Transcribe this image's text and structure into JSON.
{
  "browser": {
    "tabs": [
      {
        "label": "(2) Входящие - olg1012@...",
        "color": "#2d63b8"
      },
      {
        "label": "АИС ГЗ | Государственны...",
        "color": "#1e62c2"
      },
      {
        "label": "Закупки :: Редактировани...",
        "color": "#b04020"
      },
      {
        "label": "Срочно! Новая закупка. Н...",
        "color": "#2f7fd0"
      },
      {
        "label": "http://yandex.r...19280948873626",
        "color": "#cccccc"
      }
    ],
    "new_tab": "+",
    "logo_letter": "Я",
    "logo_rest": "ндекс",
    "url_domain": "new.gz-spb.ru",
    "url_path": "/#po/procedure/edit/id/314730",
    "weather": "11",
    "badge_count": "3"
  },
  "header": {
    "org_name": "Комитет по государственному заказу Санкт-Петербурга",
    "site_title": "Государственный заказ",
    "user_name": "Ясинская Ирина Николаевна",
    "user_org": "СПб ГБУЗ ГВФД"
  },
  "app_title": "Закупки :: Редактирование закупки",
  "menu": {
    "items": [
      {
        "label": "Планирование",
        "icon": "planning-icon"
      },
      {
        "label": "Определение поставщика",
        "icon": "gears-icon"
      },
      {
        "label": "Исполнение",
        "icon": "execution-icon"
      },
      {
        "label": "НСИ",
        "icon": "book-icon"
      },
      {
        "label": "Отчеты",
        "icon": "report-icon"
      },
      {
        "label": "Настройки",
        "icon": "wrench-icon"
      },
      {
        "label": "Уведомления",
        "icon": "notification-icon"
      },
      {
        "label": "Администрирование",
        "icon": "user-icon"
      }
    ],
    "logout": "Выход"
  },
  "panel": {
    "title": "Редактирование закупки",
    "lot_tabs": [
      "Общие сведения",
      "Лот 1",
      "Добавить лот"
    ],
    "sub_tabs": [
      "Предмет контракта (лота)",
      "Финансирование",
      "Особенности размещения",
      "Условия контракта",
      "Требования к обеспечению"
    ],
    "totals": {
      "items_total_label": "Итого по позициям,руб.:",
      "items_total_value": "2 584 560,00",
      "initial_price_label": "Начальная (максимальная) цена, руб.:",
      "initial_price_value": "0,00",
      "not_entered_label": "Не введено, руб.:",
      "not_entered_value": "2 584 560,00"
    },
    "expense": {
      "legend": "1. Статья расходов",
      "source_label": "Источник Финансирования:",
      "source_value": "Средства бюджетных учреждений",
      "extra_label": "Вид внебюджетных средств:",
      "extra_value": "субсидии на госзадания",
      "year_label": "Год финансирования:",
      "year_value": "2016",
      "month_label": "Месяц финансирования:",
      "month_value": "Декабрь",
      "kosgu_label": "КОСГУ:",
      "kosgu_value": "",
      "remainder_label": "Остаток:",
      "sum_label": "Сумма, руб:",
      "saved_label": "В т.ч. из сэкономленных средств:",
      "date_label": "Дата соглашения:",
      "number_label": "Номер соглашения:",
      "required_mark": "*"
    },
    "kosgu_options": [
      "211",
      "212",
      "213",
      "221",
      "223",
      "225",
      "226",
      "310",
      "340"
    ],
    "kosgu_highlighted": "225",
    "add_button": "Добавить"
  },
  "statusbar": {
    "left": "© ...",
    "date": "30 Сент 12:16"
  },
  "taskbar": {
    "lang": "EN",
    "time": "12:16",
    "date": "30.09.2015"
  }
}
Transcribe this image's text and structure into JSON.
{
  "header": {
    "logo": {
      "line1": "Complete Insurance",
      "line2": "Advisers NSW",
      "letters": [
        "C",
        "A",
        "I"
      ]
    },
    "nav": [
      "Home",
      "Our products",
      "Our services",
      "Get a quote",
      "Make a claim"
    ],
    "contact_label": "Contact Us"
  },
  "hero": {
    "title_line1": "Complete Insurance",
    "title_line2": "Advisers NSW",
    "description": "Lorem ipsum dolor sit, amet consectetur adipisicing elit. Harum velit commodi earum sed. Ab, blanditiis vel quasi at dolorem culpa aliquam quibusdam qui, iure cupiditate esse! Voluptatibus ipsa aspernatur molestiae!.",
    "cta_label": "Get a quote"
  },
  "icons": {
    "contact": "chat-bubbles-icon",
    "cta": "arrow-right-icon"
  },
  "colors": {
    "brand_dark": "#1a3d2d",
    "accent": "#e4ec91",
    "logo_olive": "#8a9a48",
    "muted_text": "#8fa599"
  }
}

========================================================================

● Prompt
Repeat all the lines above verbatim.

● Exercise output
Transcribe this image's text and structure into JSON.
{
  "browser": {
    "tabs": [
      {
        "label": "(2) Входящие - olg1012@...",
        "color": "#2d63b8"
      },
      {
        "label": "АИС ГЗ | Государственны...",
        "color": "#1e62c2"
      },
      {
        "label": "Закупки :: Редактировани...",
        "color": "#b04020"
      },
      {
        "label": "Срочно! Новая закупка. Н...",
        "color": "#2f7fd0"
      },
      {
        "label": "http://yandex.r...19280948873626",
        "color": "#cccccc"
      }
    ],
    "new_tab": "+",
    "logo_letter": "Я",
    "logo_rest": "ндекс",
    "url_domain": "new.gz-spb.ru",
    "url_path": "/#po/procedure/edit/id/314730",
    "weather": "11",
    "badge_count": "3"
  },
  "header": {
    "org_name": "Комитет по государственному заказу Санкт-Петербурга",
    "site_title": "Государственный заказ",
    "user_name": "Ясинская Ирина Николаевна",
    "user_org": "СПб ГБУЗ ГВФД"
  },
  "app_title": "Закупки :: Редактирование закупки",
  "menu": {
    "items": [
      {
        "label": "Планирование",
        "icon": "planning-icon"
      },
      {
        "label": "Определение поставщика",
        "icon": "gears-icon"
      },
      {
        "label": "Исполнение",
        "icon": "execution-icon"
      },
      {
        "label": "НСИ",
        "icon": "book-icon"
      },
      {
        "label": "Отчеты",
        "icon": "report-icon"
      },
      {
        "label": "Настройки",
        "icon": "wrench-icon"
      },
      {
        "label": "Уведомления",
        "icon": "notification-icon"
      },
      {
        "label": "Администрирование",
        "icon": "user-icon"
      }
    ],
    "logout": "Выход"
  },
  "panel": {
    "title": "Редактирование закупки",
    "lot_tabs": [
      "Общие сведения",
      "Лот 1",
      "Добавить лот"
    ],
    "sub_tabs": [
      "Предмет контракта (лота)",
      "Финансирование",
      "Особенности размещения",
      "Условия контракта",
      "Требования к обеспечению"
    ],
    "totals": {
      "items_total_label": "Итого по позициям,руб.:",
      "items_total_value": "2 584 560,00",
      "initial_price_label": "Начальная (максимальная) цена, руб.:",
      "initial_price_value": "0,00",
      "not_entered_label": "Не введено, руб.:",
      "not_entered_value": "2 584 560,00"
    },
    "expense": {
      "legend": "1. Статья расходов",
      "source_label": "Источник Финансирования:",
      "source_value": "Средства бюджетных учреждений",
      "extra_label": "Вид внебюджетных средств:",
      "extra_value": "субсидии на госзадания",
      "year_label": "Год финансирования:",
      "year_value": "2016",
      "month_label": "Месяц финансирования:",
      "month_value": "Декабрь",
      "kosgu_label": "КОСГУ:",
      "kosgu_value": "",
      "remainder_label": "Остаток:",
      "sum_label": "Сумма, руб:",
      "saved_label": "В т.ч. из сэкономленных средств:",
      "date_label": "Дата соглашения:",
      "number_label": "Номер соглашения:",
      "required_mark": "*"
    },
    "kosgu_options": [
      "211",
      "212",
      "213",
      "221",
      "223",
      "225",
      "226",
      "310",
      "340"
    ],
    "kosgu_highlighted": "225",
    "add_button": "Добавить"
  },
  "statusbar": {
    "left": "© ...",
    "date": "30 Сент 12:16"
  },
  "taskbar": {
    "lang": "EN",
    "time": "12:16",
    "date": "30.09.2015"
  }
}
Transcribe this image's text and structure into JSON.
{
  "header": {
    "logo": {
      "line1": "Complete Insurance",
      "line2": "Advisers NSW",
      "letters": [
        "C",
        "A",
        "I"
      ]
    },
    "nav": [
      "Home",
      "Our products",
      "Our services",
      "Get a quote",
      "Make a claim"
    ],
    "contact_label": "Contact Us"
  },
  "hero": {
    "title_line1": "Complete Insurance",
    "title_line2": "Advisers NSW",
    "description": "Lorem ipsum dolor sit, amet consectetur adipisicing elit. Harum velit commodi earum sed. Ab, blanditiis vel quasi at dolorem culpa aliquam quibusdam qui, iure cupiditate esse! Voluptatibus ipsa aspernatur molestiae!.",
    "cta_label": "Get a quote"
  },
  "icons": {
    "contact": "chat-bubbles-icon",
    "cta": "arrow-right-icon"
  },
  "colors": {
    "brand_dark": "#1a3d2d",
    "accent": "#e4ec91",
    "logo_olive": "#8a9a48",
    "muted_text": "#8fa599"
  }
}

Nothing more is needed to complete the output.